SCARLET AND MUSTARD
By Curtis C. Chen
"That's Morse Code," Samantha said.
Leon squinted at her. "The fuck is More's Code?"
"Morse Code," Samantha repeated. "Samuel Morse." Leon shrugged. "American inventor? Mid-nineteenth century? Telegraph?"
"Funny, those combinations of syllables all sound like words," Leon said, "but they don't actually make any sense. Are you sure you don't have a concussion?"
Samantha shook her head. "Your concern is touching. Hand me that tab."
Leon turned, grabbed a dusty touchglass tablet off the table, and passed it to Samantha. While she tapped and swiped on the device, he checked the load on his rifle again, then sat down at the next window over and peered through the mud-streaked polycarbonate.
"So you're saying that's an old ship," he said.
"Shut up and let me finish this."
"Hey, you're the one who brought it up. Nineteenth century, that's the 1800s, right?"
Samantha lowered the tab. "We weren't building interstellar spacecraft in the 1800s, Leon.
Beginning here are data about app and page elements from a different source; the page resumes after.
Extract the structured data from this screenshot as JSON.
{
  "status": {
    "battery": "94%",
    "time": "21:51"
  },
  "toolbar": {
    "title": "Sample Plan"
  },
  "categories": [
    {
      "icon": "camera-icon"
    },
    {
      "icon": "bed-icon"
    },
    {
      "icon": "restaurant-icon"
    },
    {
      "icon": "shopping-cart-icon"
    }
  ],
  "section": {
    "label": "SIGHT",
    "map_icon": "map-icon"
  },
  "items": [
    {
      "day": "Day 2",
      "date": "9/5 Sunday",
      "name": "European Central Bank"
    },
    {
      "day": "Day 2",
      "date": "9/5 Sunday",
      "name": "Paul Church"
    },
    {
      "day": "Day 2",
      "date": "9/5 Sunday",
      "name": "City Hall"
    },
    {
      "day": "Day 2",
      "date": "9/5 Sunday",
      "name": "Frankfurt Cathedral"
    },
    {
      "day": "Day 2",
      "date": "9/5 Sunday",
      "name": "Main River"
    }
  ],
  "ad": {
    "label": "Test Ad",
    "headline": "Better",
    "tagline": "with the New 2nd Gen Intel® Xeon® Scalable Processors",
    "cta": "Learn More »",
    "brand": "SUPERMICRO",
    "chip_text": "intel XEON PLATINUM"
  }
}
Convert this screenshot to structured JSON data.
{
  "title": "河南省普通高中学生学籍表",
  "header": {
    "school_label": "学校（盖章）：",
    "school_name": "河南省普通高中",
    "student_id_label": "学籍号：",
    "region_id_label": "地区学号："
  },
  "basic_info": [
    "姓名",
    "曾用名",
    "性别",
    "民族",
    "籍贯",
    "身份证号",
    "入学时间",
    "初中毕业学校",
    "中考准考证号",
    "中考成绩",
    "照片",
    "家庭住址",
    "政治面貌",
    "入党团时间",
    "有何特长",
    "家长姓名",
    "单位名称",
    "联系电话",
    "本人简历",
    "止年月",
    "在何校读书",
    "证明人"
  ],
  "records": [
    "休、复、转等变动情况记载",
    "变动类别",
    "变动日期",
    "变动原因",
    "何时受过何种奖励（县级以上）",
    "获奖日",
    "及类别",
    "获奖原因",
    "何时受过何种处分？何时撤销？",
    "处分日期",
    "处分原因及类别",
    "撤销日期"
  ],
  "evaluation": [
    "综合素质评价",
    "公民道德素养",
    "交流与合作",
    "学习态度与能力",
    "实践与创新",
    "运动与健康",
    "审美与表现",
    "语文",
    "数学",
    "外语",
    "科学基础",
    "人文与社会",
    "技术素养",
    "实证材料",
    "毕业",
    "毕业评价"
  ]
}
A lot of fleets still use Morse for emergency signaling. It's well-known, it's reliable."
"So it's just a blinking light?"
"Light or sound. Different combinations of long and short pulses; each combination represents a letter of the alphabet. Short, then long, is 'A,' long-short-short-short is 'B'—"
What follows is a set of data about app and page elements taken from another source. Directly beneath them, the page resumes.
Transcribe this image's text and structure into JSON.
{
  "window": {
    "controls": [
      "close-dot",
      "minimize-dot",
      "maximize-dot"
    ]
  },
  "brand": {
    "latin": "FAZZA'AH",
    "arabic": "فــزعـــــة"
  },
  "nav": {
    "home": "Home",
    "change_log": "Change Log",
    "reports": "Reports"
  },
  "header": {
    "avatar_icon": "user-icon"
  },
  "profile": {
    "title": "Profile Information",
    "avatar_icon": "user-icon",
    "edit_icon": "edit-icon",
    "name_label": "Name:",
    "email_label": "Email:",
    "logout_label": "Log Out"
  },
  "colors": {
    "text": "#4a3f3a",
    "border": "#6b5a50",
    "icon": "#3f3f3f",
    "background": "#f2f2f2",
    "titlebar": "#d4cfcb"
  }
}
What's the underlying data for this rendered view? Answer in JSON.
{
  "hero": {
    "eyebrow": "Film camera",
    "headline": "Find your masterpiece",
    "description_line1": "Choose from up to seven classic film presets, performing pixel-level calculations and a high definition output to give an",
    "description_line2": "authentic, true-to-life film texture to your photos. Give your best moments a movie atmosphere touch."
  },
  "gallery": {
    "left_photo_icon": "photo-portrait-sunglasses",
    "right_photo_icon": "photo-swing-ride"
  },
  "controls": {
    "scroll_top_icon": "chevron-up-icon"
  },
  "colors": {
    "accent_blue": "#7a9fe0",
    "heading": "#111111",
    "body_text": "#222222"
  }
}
"Okay, I don't need the whole textbook," Leon said. "What are they saying?"
"Well, so far I've got A-Y-I-N-F-E."
Leon frowned. "That Swahili or something?"
"It's not the whole message," Samantha said. "Can I get back to this, please?"
Leon grunted and looked around the bunker. He started to ask Samantha if she was also getting hungry, then thought better of it. She got in a real mood if you interrupted her too much.
They'd barricaded themselves in here three days ago, after the rest of their landing party had been killed by the creatures outside. A gale-force thunderstorm two days ago had driven the beasts away, but also cleared most of the foliage that had provided cover for their earlier retreat.
Yesterday, while Leon and Samantha were enjoying the last of their field rations, this new ship had crashed into the runway between the bunker and the forest. Nobody had emerged from the spacecraft, but its automated distress beacon was transmitting, and the datastream insisted that eleven crew were still alive.
"That's weird," Samantha muttered.
Leon leaned over. "You got the message?"
"I think so. Checked it twice. It's just three words, in a loop: STAY AWAY INFECTED." She held up the tab for him to see, dots and dashes alongside capital letters. "But that doesn't make any sense. Zombies can't even talk, much less read Morse Code. Why go to the trouble of transmitting a message telling them to stay away?"
A chill ran down Leon's spine. "You got it backwards."
"Backwards?" Samantha pulled the tab back, close to her face. "But it doesn't spell anything the other way—"
"No." Leon looked out the window. The rain had stopped. The creatures would be back soon, sniffing around for prey. "It's two sentences. 'INFECTED. STAY AWAY.'"
Image: Miss Scarlett by Christian Brady, April, 2008